** Opening THE INPUT block **

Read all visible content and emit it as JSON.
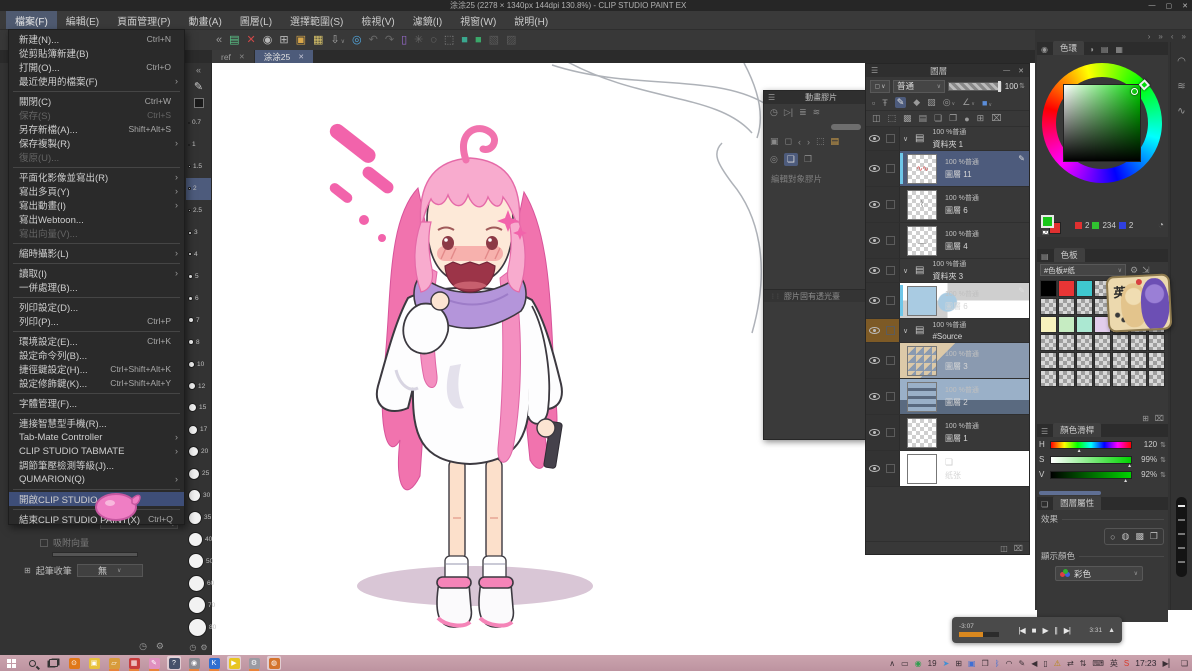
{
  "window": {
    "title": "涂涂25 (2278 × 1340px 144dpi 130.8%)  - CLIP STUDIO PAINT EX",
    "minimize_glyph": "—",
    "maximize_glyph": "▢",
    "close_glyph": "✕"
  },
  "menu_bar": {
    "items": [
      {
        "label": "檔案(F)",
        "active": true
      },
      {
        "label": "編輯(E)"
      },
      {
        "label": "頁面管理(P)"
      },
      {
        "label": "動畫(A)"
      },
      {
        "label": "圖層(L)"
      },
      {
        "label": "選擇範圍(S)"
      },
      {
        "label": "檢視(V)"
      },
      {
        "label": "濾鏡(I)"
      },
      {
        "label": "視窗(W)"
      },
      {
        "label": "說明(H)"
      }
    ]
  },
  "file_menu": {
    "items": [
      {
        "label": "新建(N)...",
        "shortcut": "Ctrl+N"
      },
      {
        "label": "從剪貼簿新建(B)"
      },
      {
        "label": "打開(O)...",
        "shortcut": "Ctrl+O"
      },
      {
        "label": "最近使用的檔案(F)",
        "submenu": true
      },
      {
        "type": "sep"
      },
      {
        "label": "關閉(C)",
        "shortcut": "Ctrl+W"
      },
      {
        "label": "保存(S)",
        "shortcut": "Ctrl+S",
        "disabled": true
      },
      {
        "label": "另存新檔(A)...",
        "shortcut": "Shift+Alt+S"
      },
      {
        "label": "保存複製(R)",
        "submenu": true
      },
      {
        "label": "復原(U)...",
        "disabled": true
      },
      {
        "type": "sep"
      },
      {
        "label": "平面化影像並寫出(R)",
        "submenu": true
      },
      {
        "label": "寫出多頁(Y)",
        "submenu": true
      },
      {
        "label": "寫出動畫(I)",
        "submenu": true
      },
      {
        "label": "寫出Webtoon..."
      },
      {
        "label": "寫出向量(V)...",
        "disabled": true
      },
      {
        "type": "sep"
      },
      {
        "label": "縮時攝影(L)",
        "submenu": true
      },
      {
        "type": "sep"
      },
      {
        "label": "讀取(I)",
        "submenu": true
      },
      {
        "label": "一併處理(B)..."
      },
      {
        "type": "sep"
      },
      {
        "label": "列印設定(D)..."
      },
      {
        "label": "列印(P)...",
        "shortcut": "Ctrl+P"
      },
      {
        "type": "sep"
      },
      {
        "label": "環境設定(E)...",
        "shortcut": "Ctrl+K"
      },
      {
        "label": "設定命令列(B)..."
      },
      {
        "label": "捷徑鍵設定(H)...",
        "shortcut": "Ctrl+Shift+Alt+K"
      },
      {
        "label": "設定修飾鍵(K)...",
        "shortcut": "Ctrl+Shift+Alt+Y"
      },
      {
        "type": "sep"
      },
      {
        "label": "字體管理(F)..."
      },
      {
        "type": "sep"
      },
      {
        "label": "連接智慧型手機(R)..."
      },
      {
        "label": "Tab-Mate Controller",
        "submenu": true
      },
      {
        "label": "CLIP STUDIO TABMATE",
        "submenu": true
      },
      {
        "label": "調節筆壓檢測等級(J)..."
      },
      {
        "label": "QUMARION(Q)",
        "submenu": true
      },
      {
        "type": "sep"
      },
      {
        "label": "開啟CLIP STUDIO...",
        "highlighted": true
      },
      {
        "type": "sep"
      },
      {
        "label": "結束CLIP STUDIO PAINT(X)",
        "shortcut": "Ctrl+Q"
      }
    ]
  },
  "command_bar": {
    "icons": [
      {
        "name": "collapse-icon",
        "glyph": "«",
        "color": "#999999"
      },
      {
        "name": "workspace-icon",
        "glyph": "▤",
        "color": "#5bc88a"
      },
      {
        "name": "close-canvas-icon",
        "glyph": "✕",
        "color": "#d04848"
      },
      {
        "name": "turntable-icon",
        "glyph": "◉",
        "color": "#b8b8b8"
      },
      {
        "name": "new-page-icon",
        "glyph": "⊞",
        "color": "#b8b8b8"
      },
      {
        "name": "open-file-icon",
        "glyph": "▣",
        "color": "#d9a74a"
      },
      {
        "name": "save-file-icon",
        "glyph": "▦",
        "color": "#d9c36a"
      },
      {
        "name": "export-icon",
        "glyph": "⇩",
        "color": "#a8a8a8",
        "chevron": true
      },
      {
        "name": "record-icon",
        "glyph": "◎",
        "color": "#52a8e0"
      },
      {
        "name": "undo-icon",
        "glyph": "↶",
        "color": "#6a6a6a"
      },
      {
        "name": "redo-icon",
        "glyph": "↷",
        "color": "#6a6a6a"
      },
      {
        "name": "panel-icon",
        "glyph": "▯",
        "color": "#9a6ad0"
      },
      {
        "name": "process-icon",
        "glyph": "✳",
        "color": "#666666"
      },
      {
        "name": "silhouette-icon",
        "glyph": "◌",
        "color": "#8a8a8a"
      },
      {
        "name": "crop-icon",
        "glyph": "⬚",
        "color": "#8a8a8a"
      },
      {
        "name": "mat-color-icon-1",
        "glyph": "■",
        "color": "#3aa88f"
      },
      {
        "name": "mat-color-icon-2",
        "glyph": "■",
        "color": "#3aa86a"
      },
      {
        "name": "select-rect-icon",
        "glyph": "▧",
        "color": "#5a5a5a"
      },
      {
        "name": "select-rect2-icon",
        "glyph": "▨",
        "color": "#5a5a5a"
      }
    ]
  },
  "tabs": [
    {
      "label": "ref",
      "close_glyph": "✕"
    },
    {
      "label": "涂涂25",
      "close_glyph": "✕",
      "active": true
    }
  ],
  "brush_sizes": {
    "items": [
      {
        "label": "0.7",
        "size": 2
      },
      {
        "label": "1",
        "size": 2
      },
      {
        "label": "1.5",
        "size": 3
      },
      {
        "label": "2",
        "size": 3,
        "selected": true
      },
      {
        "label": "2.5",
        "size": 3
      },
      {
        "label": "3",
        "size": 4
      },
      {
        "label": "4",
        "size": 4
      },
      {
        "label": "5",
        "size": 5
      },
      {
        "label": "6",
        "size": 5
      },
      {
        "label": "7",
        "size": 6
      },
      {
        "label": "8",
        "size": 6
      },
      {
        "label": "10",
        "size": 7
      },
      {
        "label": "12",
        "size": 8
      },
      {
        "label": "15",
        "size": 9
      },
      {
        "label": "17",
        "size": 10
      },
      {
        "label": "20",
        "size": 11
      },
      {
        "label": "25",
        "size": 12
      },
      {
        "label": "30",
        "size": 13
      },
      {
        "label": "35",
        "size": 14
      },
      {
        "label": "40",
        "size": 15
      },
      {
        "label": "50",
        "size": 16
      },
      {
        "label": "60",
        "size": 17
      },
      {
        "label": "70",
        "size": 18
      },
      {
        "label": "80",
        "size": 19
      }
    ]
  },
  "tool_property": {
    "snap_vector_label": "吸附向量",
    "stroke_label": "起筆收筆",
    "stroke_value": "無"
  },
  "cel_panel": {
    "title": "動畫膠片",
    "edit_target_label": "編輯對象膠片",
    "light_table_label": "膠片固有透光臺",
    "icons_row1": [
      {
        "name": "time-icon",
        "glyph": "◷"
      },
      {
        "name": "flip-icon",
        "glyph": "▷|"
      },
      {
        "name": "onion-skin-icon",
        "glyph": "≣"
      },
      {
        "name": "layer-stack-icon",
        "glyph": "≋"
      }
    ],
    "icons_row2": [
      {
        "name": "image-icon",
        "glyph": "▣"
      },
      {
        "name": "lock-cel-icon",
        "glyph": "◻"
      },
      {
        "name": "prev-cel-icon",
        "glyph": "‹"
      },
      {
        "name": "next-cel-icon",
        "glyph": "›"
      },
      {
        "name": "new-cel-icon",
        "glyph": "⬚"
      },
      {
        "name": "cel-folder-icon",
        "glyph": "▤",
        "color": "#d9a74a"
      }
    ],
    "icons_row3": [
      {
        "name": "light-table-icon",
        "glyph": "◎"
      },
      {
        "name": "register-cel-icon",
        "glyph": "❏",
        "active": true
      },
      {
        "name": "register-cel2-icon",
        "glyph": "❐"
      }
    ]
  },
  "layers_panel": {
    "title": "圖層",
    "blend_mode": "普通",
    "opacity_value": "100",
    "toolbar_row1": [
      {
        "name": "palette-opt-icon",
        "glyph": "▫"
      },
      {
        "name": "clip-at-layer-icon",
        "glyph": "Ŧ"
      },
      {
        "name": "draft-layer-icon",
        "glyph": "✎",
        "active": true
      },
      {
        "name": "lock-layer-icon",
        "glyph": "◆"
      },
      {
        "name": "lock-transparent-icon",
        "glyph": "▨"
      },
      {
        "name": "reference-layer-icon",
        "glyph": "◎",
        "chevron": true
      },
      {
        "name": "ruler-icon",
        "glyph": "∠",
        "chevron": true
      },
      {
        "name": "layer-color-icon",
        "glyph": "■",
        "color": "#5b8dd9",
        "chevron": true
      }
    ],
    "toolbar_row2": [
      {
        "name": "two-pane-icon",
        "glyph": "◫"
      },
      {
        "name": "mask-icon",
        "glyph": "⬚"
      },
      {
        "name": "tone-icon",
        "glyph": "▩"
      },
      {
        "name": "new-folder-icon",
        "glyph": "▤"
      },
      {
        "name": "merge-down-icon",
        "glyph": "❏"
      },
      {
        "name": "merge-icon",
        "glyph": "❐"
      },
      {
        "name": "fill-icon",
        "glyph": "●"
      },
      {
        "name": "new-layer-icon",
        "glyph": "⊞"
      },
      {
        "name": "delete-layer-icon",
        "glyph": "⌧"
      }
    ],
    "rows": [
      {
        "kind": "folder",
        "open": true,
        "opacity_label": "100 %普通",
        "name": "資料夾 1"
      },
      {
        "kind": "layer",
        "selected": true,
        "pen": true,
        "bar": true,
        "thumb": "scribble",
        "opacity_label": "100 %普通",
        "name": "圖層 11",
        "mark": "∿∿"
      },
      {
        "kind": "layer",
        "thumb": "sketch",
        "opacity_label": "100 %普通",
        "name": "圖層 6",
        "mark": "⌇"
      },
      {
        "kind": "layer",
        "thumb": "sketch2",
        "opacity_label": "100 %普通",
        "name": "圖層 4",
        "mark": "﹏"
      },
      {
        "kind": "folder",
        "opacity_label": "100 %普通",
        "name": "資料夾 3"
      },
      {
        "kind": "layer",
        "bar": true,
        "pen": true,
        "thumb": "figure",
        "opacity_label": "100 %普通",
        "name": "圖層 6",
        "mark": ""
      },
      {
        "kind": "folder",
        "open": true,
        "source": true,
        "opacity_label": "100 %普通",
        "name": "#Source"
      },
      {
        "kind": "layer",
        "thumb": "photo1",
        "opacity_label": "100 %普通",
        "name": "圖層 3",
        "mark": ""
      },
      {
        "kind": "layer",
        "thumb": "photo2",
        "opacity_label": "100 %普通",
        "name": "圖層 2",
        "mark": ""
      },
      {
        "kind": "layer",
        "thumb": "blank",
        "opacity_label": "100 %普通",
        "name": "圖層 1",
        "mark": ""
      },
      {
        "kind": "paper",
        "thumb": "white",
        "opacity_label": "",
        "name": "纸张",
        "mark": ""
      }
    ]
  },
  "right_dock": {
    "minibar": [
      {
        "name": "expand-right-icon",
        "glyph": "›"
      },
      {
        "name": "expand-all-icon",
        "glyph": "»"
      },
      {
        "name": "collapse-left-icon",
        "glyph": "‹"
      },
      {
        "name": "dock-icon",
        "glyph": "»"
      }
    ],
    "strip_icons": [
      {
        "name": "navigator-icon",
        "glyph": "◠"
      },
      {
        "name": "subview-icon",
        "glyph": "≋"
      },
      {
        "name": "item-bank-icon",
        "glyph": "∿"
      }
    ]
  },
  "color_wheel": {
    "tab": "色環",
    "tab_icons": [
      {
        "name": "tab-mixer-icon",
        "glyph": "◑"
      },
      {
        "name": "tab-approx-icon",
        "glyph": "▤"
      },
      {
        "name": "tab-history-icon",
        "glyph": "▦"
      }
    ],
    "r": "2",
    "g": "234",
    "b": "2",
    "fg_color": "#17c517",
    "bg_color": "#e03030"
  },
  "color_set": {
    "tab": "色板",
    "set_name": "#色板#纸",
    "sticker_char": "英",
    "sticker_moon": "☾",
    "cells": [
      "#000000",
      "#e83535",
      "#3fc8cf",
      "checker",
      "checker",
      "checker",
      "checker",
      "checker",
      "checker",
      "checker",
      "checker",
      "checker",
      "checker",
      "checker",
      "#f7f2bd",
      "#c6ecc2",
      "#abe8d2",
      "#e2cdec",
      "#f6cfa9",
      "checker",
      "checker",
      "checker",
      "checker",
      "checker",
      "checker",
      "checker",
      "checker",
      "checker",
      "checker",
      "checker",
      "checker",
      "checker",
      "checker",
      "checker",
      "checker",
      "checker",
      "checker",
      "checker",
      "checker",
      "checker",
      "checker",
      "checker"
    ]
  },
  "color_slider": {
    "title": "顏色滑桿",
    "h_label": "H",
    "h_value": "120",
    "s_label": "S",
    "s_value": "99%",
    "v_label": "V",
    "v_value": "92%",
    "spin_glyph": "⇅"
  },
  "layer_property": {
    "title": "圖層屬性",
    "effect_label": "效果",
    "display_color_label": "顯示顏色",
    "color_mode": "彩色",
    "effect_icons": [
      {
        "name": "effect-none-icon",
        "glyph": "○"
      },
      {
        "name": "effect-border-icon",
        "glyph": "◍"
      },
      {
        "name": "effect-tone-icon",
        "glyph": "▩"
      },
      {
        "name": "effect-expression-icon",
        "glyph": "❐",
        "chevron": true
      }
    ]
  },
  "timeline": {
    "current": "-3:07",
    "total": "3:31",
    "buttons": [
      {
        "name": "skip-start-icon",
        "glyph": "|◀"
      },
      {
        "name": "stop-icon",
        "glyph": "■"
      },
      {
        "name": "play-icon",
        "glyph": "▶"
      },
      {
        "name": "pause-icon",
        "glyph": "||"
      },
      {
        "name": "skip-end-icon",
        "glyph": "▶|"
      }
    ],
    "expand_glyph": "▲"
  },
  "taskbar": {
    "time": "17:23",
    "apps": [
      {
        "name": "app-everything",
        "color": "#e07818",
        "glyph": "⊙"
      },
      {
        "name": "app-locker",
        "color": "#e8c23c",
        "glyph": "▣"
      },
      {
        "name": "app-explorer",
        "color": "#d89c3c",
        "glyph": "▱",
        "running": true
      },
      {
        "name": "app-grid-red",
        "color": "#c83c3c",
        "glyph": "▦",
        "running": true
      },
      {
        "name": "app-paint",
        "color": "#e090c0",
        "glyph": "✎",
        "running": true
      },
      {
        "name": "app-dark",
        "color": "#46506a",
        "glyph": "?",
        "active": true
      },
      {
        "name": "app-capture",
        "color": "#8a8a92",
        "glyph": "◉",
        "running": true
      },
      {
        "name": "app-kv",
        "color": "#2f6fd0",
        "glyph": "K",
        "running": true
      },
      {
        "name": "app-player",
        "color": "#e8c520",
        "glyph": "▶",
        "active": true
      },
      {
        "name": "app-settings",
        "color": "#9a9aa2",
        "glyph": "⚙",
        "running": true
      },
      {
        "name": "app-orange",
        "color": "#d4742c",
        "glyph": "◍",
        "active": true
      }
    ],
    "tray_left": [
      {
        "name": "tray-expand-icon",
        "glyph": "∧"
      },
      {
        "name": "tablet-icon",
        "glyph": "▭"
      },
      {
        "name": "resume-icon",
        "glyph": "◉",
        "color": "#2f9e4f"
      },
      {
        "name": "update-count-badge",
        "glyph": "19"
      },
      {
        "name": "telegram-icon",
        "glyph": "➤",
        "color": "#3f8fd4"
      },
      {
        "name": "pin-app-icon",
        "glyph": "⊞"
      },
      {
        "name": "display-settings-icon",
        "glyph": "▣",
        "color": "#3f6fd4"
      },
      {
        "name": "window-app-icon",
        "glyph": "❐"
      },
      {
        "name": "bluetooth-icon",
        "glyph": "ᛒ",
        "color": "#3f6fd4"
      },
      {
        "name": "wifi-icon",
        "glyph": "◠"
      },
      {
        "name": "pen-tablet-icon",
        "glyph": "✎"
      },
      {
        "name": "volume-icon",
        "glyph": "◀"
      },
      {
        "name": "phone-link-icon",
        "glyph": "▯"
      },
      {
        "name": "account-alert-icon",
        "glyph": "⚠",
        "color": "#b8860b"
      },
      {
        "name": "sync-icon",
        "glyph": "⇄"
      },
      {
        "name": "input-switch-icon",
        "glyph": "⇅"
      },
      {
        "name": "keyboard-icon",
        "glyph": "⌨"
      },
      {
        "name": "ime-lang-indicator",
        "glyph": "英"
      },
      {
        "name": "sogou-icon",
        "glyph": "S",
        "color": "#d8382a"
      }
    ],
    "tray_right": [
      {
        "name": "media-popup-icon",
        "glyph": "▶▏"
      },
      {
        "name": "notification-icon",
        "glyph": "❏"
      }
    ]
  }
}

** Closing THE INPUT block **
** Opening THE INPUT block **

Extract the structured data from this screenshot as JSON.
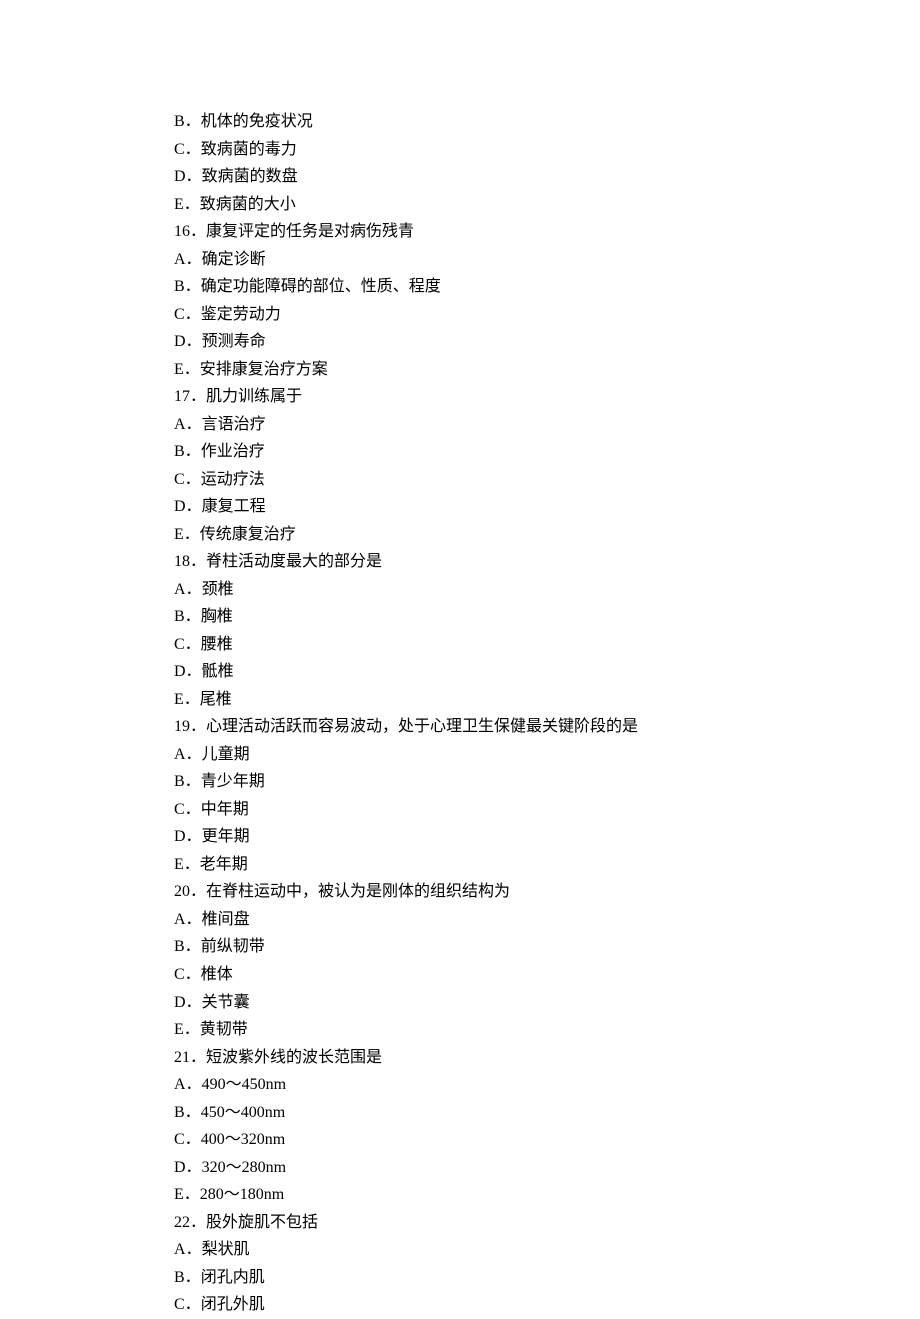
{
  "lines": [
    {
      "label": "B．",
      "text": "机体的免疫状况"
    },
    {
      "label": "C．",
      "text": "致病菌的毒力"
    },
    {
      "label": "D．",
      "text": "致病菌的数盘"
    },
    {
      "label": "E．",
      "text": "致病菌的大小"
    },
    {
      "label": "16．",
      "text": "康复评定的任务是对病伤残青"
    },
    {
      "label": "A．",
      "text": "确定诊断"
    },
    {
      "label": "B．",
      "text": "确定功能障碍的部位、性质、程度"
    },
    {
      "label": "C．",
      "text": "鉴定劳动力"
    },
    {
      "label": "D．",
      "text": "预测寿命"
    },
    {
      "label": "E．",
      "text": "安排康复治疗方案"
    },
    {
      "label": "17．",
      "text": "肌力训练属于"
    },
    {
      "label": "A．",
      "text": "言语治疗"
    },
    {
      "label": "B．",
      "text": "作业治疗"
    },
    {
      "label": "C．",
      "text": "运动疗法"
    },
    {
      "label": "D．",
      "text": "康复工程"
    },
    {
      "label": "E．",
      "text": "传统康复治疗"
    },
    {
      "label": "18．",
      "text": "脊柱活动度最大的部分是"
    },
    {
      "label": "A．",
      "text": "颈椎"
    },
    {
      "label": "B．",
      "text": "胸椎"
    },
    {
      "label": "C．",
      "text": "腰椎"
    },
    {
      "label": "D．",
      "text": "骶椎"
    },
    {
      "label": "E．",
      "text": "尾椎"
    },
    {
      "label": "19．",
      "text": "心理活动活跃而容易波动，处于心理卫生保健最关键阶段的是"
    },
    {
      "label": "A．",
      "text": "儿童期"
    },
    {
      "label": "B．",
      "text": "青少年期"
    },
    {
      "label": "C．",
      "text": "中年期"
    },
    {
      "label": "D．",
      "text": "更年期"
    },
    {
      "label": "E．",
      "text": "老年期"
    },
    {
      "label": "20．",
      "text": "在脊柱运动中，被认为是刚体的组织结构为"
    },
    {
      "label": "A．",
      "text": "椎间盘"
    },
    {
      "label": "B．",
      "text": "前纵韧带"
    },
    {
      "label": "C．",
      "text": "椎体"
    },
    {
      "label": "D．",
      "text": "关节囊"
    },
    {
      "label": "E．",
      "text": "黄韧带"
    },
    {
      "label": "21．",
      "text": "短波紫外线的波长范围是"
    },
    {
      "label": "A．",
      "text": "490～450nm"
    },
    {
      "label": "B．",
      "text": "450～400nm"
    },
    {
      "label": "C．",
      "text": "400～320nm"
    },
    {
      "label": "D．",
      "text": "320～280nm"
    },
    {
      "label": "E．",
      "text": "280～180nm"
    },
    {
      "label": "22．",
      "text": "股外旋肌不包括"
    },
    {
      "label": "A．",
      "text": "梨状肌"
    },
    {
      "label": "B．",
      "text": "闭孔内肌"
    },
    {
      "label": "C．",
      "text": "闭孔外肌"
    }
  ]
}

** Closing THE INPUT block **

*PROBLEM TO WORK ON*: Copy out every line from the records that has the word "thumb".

*EXERCISE SOLUTION*:
        "thumb": "scribble",
        "thumb": "sketch",
        "thumb": "sketch2",
        "thumb": "figure",
        "thumb": "photo1",
        "thumb": "photo2",
        "thumb": "blank",
        "thumb": "white",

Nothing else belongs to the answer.